3. Why is Stanford in this bracket? Why are they a 3 seed? Stanford is in this bracket on Selection Sunday and has a 3 seed because the Cardinal went 6-1 against Quadrant II. They played 7 Quadrant II games, including six at home. Guess which ones they won. Stanford’s “signature win” was at Arizona State. Those Quadrant II home wins were apparently enough to convince the committee to ignore home losses to California and Eastern Washington along with a neutral court loss to Portland State and a defeat at Long Beach State. Yes, a Stanford team that probably would’ve struggled to win the Big Sky or WAC is hosting a game in the NIT because they racked up home victories and the committee ignored their losses. This is maybe the worst seed I’ve ever seen the committee hand out.

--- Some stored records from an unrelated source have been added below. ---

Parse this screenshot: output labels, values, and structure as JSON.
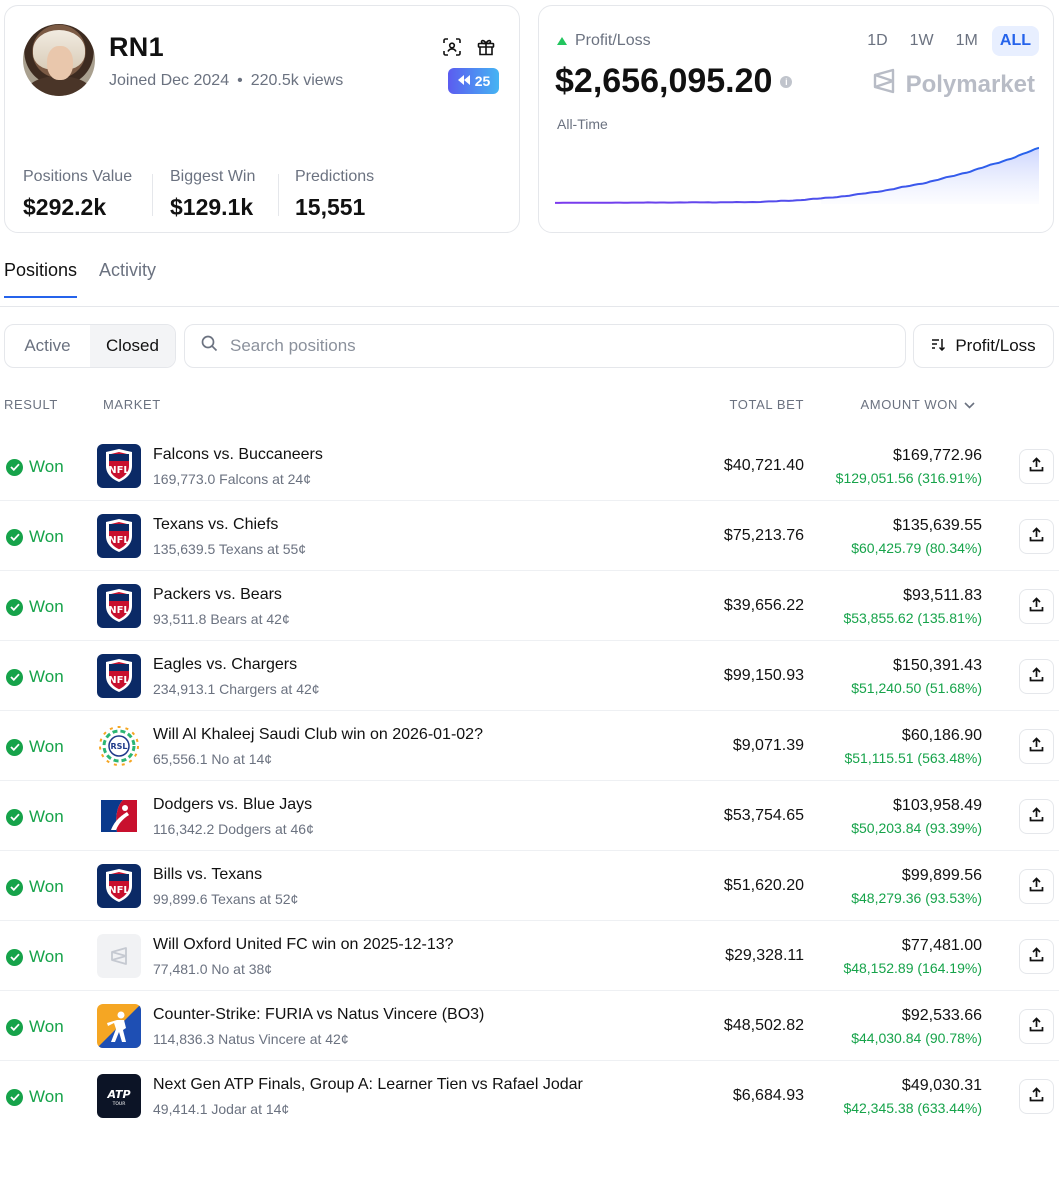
{
  "profile": {
    "username": "RN1",
    "joined": "Joined Dec 2024",
    "views": "220.5k views",
    "badge_count": "25",
    "stats": [
      {
        "label": "Positions Value",
        "value": "$292.2k"
      },
      {
        "label": "Biggest Win",
        "value": "$129.1k"
      },
      {
        "label": "Predictions",
        "value": "15,551"
      }
    ]
  },
  "pnl": {
    "label": "Profit/Loss",
    "value": "$2,656,095.20",
    "period": "All-Time",
    "ranges": [
      "1D",
      "1W",
      "1M",
      "ALL"
    ],
    "active_range": "ALL",
    "brand": "Polymarket",
    "colors": {
      "line_start": "#7c3aed",
      "line_end": "#2563eb",
      "fill": "#c7d2fe"
    }
  },
  "tabs": [
    "Positions",
    "Activity"
  ],
  "filter": {
    "segments": [
      "Active",
      "Closed"
    ],
    "selected": "Closed",
    "search_placeholder": "Search positions",
    "sort_label": "Profit/Loss"
  },
  "table": {
    "headers": {
      "result": "RESULT",
      "market": "MARKET",
      "total_bet": "TOTAL BET",
      "amount_won": "AMOUNT WON"
    },
    "rows": [
      {
        "result": "Won",
        "icon": "nfl-logo",
        "title": "Falcons vs. Buccaneers",
        "sub": "169,773.0 Falcons at 24¢",
        "total": "$40,721.40",
        "won": "$169,772.96",
        "gain": "$129,051.56 (316.91%)"
      },
      {
        "result": "Won",
        "icon": "nfl-logo",
        "title": "Texans vs. Chiefs",
        "sub": "135,639.5 Texans at 55¢",
        "total": "$75,213.76",
        "won": "$135,639.55",
        "gain": "$60,425.79 (80.34%)"
      },
      {
        "result": "Won",
        "icon": "nfl-logo",
        "title": "Packers vs. Bears",
        "sub": "93,511.8 Bears at 42¢",
        "total": "$39,656.22",
        "won": "$93,511.83",
        "gain": "$53,855.62 (135.81%)"
      },
      {
        "result": "Won",
        "icon": "nfl-logo",
        "title": "Eagles vs. Chargers",
        "sub": "234,913.1 Chargers at 42¢",
        "total": "$99,150.93",
        "won": "$150,391.43",
        "gain": "$51,240.50 (51.68%)"
      },
      {
        "result": "Won",
        "icon": "rsl-logo",
        "title": "Will Al Khaleej Saudi Club win on 2026-01-02?",
        "sub": "65,556.1 No at 14¢",
        "total": "$9,071.39",
        "won": "$60,186.90",
        "gain": "$51,115.51 (563.48%)"
      },
      {
        "result": "Won",
        "icon": "mlb-logo",
        "title": "Dodgers vs. Blue Jays",
        "sub": "116,342.2 Dodgers at 46¢",
        "total": "$53,754.65",
        "won": "$103,958.49",
        "gain": "$50,203.84 (93.39%)"
      },
      {
        "result": "Won",
        "icon": "nfl-logo",
        "title": "Bills vs. Texans",
        "sub": "99,899.6 Texans at 52¢",
        "total": "$51,620.20",
        "won": "$99,899.56",
        "gain": "$48,279.36 (93.53%)"
      },
      {
        "result": "Won",
        "icon": "polymarket-logo",
        "title": "Will Oxford United FC win on 2025-12-13?",
        "sub": "77,481.0 No at 38¢",
        "total": "$29,328.11",
        "won": "$77,481.00",
        "gain": "$48,152.89 (164.19%)"
      },
      {
        "result": "Won",
        "icon": "counter-strike-logo",
        "title": "Counter-Strike: FURIA vs Natus Vincere (BO3)",
        "sub": "114,836.3 Natus Vincere at 42¢",
        "total": "$48,502.82",
        "won": "$92,533.66",
        "gain": "$44,030.84 (90.78%)"
      },
      {
        "result": "Won",
        "icon": "atp-logo",
        "title": "Next Gen ATP Finals, Group A: Learner Tien vs Rafael Jodar",
        "sub": "49,414.1 Jodar at 14¢",
        "total": "$6,684.93",
        "won": "$49,030.31",
        "gain": "$42,345.38 (633.44%)"
      }
    ]
  },
  "icons": {
    "rsl_text": "RSL",
    "nfl_text": "NFL",
    "atp_text": "ATP",
    "atp_sub": "TOUR"
  }
}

It’s inexplicable.
4. BYU over South Carolina is a logical decision that goes against almost everything the committee typically does. It wasn’t all bad for the NIT selection committee. They did give Stanford a game against BYU instead of including 17-16 South Carolina. Though I do wonder if it’s just because the Gamecocks had a game against Limestone on their schedule and thus were actually exactly .500 against Division I teams (and at the top of their team sheet). That mark appears to be a taboo line for the committee, despite guidance that it would even be okay if a team was under .500 if they had a worth profile—teams have gotten bids when 1 game over .500, but at has proven near impossible. The other USC had road wins at Florida and Georgia, but it wasn’t enough. BYU appears to have gotten in thanks to its WCC Tournament victory over Saint Mary’s and a home win over in-state rival Utah. It’s cool that the committee gave BYU a bid, but the logic behind how the Cougars made it into the field and teams like Northeastern or Old Dominion didn’t is a little perplexing.
2 thoughts on “Four Thoughts On The NIT Bracket”
It’s probably nothing, but here’s a list of the kenpom top 50 teams in the last fifteen years to not receive an NCAA/NIT bid while still being over .500 and not dealing with a coaching change or postseason bans. If you see four teams, the list formatted correctly.
2011. Maryland (kp 44) – Williams didn’t resign until early May
2014: Maryland (kp 43)
2016: Clemson (kp 45)
2018: Maryland (kp 46)
2005 Ohio State, 2013 UConn, and recent years Louisville & SMU were banned from the postseason. Florida finished under .500 and ranked in the top 40 in 2015.
No team undergoing NCAA violation allegations should be rewarded with post-season play, LSU should have been left out. The game against ULL was a good one but LSU was not worthy of the honor of post-season play.